There is another element to our predicament. That is our inability to manage effectively the unrelenting application of science and technology to war, industry, commerce, finance, education and the media. The sheer volume, speed and intensity of cross-border flows has transformed the way we trade, produce, consume, travel and communicate.
A great transition is under way – this much is clear. What is less clear is whether we can develop in timely fashion the political institutions and agreements we need for a relatively soft landing.
As the following examples show, the record to date is not encouraging.
Financial flows: Over the last 25 years a string of financial crises, often triggered by large and sudden flows of speculative capital, have brought many economies, including seemingly robust ones, to their knees. Despite much talk, an effective system of global financial regulation remains elusive.
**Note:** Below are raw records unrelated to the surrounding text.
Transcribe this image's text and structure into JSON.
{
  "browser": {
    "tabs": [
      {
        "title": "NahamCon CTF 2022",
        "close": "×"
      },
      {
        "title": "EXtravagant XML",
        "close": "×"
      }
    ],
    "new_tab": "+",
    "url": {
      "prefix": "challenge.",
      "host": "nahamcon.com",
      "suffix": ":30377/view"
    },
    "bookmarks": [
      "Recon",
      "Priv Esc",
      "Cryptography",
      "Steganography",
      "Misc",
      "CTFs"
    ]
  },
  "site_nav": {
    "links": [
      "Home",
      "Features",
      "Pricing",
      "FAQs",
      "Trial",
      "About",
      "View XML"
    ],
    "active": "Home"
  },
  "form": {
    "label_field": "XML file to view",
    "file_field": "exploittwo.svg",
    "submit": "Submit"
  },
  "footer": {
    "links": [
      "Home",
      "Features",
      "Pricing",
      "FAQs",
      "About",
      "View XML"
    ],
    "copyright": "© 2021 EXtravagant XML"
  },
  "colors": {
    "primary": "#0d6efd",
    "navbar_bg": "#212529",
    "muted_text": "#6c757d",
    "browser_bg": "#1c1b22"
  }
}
Arms flows: Authorised international transfers of small arms, light weapons, parts, accessories and ammunition are estimated at about $8.5 billion annually. The illicit trade probably comes to $1.5 billion. Taken together these transfers account for 60-70% of annual casualties in today’s conflicts.
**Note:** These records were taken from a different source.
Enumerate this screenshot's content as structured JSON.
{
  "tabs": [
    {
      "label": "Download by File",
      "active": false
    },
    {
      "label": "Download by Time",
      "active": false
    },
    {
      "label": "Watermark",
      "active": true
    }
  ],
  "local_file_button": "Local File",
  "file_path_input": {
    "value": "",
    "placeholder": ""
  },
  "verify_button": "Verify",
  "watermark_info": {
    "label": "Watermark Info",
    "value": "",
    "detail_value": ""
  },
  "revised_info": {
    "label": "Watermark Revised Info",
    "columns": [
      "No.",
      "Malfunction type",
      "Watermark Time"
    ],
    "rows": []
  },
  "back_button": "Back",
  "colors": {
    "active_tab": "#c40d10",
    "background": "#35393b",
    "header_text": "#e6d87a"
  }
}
Population flows: By the end of 2013, the UN High Commissioner for Refugees calculated that the number of refugees, asylum seekers, internally displaced persons, stateless people and others of concern had reached an unprecedented 42.9 million. Permanently resettling the displaced, let alone preventing such displacement, does not appear within reach.